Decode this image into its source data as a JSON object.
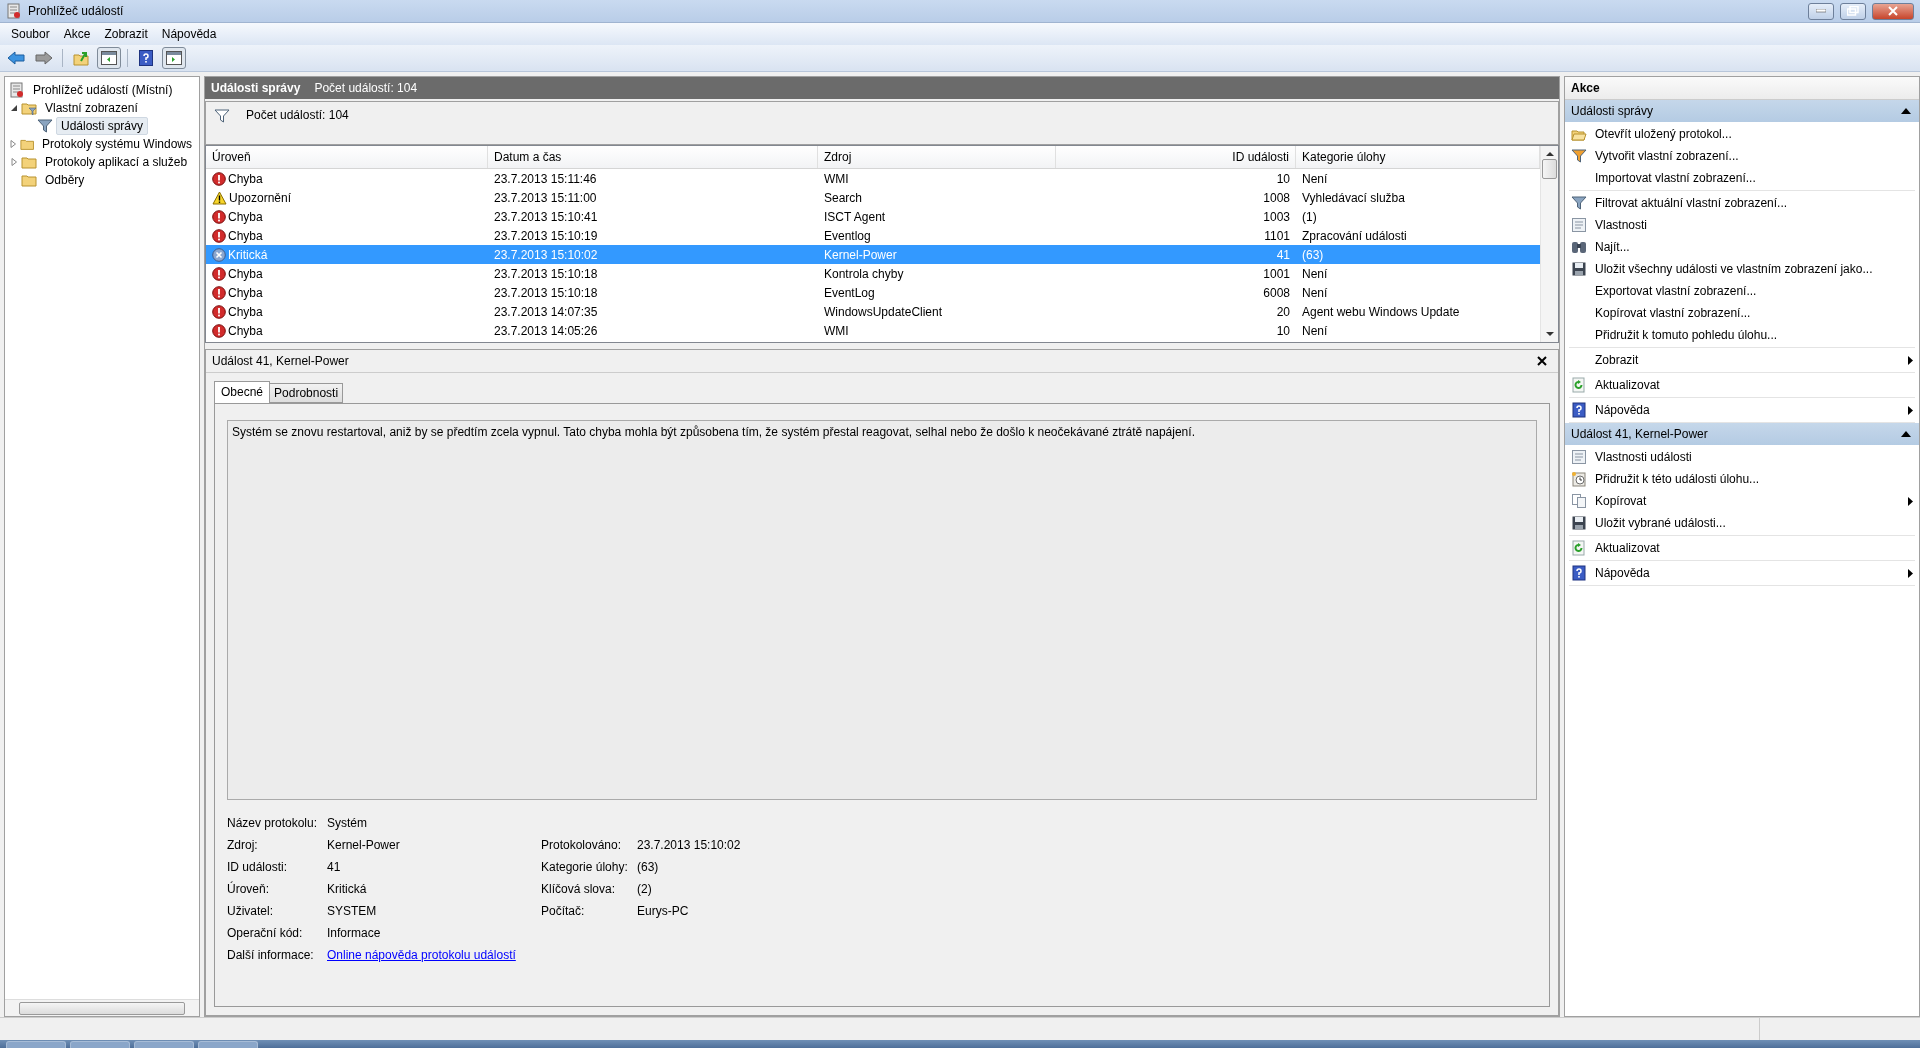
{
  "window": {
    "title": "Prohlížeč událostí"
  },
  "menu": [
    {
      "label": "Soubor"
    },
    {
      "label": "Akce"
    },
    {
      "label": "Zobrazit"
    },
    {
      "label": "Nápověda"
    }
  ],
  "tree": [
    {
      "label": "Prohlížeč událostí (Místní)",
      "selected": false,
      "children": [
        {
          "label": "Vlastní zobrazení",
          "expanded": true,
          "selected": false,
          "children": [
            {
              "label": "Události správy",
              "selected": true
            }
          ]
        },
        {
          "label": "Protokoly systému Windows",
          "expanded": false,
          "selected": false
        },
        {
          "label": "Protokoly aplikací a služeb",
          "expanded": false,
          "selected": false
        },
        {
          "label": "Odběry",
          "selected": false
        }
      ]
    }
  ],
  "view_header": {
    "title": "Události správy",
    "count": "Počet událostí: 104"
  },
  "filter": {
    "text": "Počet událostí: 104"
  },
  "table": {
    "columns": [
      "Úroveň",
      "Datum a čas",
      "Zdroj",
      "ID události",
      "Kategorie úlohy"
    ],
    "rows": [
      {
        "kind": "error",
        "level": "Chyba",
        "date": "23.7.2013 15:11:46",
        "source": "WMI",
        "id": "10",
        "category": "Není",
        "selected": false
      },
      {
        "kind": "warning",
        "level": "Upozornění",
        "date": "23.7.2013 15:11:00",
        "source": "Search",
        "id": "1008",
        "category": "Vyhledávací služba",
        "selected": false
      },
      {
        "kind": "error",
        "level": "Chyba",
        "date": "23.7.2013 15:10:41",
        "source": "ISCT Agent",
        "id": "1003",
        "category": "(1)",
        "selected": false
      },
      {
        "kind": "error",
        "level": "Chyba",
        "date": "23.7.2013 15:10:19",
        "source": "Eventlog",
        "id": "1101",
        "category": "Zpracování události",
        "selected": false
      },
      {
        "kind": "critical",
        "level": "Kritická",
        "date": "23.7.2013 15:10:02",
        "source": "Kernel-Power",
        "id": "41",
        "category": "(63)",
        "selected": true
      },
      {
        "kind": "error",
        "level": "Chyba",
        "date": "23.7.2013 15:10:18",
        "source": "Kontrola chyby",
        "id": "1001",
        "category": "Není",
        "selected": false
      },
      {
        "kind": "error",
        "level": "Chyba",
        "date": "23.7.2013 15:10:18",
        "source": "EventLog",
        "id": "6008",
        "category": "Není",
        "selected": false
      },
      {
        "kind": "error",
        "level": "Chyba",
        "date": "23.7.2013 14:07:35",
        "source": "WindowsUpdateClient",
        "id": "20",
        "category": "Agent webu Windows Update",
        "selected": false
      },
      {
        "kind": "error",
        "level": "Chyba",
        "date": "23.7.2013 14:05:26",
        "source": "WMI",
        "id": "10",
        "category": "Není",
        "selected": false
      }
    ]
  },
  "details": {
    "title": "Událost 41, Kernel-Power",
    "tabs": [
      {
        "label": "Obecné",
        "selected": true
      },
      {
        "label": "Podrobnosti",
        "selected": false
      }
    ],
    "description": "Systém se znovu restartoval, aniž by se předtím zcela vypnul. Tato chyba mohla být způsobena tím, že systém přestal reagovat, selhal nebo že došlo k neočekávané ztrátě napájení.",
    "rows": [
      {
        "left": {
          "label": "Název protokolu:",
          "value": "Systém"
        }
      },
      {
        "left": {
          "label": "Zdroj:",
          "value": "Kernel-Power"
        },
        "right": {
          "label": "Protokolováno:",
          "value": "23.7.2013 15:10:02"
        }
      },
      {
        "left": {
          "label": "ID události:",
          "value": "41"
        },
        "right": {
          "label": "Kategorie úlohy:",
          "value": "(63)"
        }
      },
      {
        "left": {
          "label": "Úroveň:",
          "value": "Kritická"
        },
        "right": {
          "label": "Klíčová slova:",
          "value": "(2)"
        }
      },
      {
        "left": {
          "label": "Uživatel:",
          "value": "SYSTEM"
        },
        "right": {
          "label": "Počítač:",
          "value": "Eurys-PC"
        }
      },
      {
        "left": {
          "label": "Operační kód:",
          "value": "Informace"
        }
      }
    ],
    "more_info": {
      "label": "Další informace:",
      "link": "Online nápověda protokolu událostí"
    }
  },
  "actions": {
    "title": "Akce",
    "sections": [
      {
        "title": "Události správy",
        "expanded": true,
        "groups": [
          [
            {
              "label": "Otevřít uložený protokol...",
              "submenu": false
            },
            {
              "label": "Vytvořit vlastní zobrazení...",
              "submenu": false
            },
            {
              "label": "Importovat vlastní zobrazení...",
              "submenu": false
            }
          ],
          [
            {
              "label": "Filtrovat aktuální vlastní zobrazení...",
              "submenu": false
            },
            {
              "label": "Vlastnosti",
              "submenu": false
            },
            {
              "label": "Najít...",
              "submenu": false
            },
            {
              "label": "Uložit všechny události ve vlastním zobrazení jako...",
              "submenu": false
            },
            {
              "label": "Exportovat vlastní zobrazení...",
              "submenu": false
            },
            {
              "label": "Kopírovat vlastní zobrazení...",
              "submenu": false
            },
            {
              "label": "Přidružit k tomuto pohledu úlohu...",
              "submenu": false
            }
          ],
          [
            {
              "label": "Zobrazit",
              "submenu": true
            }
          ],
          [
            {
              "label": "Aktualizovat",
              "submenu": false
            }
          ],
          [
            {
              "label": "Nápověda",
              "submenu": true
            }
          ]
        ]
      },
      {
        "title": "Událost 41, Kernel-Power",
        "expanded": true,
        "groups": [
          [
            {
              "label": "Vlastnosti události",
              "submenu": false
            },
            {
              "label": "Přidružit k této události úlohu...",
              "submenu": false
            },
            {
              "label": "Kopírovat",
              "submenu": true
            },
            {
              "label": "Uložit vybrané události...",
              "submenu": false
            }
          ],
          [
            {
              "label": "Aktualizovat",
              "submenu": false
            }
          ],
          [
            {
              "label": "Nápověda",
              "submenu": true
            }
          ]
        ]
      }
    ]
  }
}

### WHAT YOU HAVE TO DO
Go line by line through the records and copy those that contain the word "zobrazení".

### EXPECTED ANSWER
          "label": "Vlastní zobrazení",
              "label": "Vytvořit vlastní zobrazení...",
              "label": "Importovat vlastní zobrazení...",
              "label": "Filtrovat aktuální vlastní zobrazení...",
              "label": "Uložit všechny události ve vlastním zobrazení jako...",
              "label": "Exportovat vlastní zobrazení...",
              "label": "Kopírovat vlastní zobrazení...",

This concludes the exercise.